Federal spending on roads totals about $859 million and 90 per cent of this will be allocated to non-urban roads. Also more than $406 million will be provided to councils for spending on local roads and another $41 million will be allocated to elimination of black spots on our nation’s


The Government will also spend $40 million (over four years) on strengthening bridges (other than the national highway system).

People living in regional and remote areas will benefit from improved television and datacasting services, thanks to $260 million to assist regional commercial television introduce digital technology.

This Government believes in local solutions for local problems. More than $37 million will be allocated to foster and promote young leadership in regional communities.

Also, a further $15.8 million will assist volunteers to build their skills, helping them to further develop their assistance to regional communities.


The Government is determined to provide Australian farmers with a pro-growth business environment and the right mix of Government programs to ensure a prosperous and sustainable agriculture sector. With this support, and their skills and resources, Australian farmers can look forward to the future.

I am strongly committed to the future of rural Australia — it’s my home. I will do everything I can in my power as Minister to support the people and industries living in our rural and regional areas.

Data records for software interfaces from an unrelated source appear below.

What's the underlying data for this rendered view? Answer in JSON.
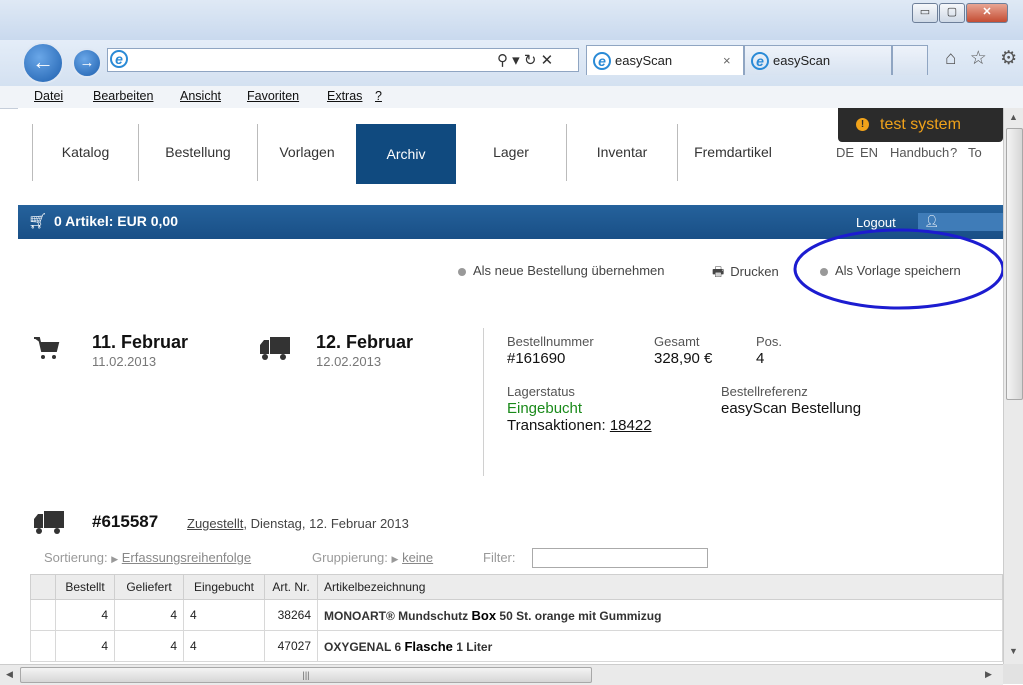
{
  "browser": {
    "tabs": [
      {
        "label": "easyScan"
      },
      {
        "label": "easyScan"
      }
    ],
    "address_value": "",
    "address_tools": "⚲ ▾ ↻ ✕",
    "tab_close": "×",
    "window_buttons": {
      "minimize": "▭",
      "maximize": "▢",
      "close": "✕"
    },
    "right_icons": "⌂ ☆ ⚙"
  },
  "menu": [
    {
      "label": "Datei"
    },
    {
      "label": "Bearbeiten"
    },
    {
      "label": "Ansicht"
    },
    {
      "label": "Favoriten"
    },
    {
      "label": "Extras"
    },
    {
      "label": "?"
    }
  ],
  "nav": {
    "items": [
      "Katalog",
      "Bestellung",
      "Vorlagen",
      "Archiv",
      "Lager",
      "Inventar",
      "Fremdartikel"
    ],
    "active": "Archiv",
    "lang_de": "DE",
    "lang_en": "EN",
    "handbuch": "Handbuch",
    "help": "?",
    "more": "To"
  },
  "test_badge": {
    "icon": "!",
    "label": "test system"
  },
  "cart": {
    "summary": "0 Artikel: EUR 0,00",
    "logout": "Logout"
  },
  "actions": {
    "new_order": "Als neue Bestellung übernehmen",
    "print": "Drucken",
    "save_template": "Als Vorlage speichern"
  },
  "order": {
    "order_date_title": "11. Februar",
    "order_date_sub": "11.02.2013",
    "delivery_date_title": "12. Februar",
    "delivery_date_sub": "12.02.2013",
    "labels": {
      "number": "Bestellnummer",
      "total": "Gesamt",
      "positions": "Pos.",
      "stock_status": "Lagerstatus",
      "reference": "Bestellreferenz"
    },
    "number": "#161690",
    "total": "328,90 €",
    "positions": "4",
    "stock_status": "Eingebucht",
    "transactions_label": "Transaktionen:",
    "transactions_value": "18422",
    "reference": "easyScan Bestellung"
  },
  "shipment": {
    "id": "#615587",
    "status": "Zugestellt",
    "date": ", Dienstag, 12. Februar 2013",
    "sort_label": "Sortierung:",
    "sort_value": "Erfassungsreihenfolge",
    "group_label": "Gruppierung:",
    "group_value": "keine",
    "filter_label": "Filter:",
    "filter_value": ""
  },
  "table": {
    "headers": [
      "Bestellt",
      "Geliefert",
      "Eingebucht",
      "Art. Nr.",
      "Artikelbezeichnung"
    ],
    "rows": [
      {
        "bestellt": "4",
        "geliefert": "4",
        "eingebucht": "4",
        "artnr": "38264",
        "bez_a": "MONOART® Mundschutz ",
        "bez_b": "Box",
        "bez_c": " 50 St. orange mit Gummizug"
      },
      {
        "bestellt": "4",
        "geliefert": "4",
        "eingebucht": "4",
        "artnr": "47027",
        "bez_a": "OXYGENAL 6 ",
        "bez_b": "Flasche",
        "bez_c": " 1 Liter"
      }
    ]
  },
  "colors": {
    "accent": "#104a7f",
    "cartbar": "#1d5a93",
    "status_green": "#1a8a1a",
    "annotation": "#1c1cd0",
    "badge_bg": "#2b2b2b",
    "badge_icon": "#f0a21a"
  }
}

Thanks again for inviting me to this meeting of your Association.

Last updated 12 May 2000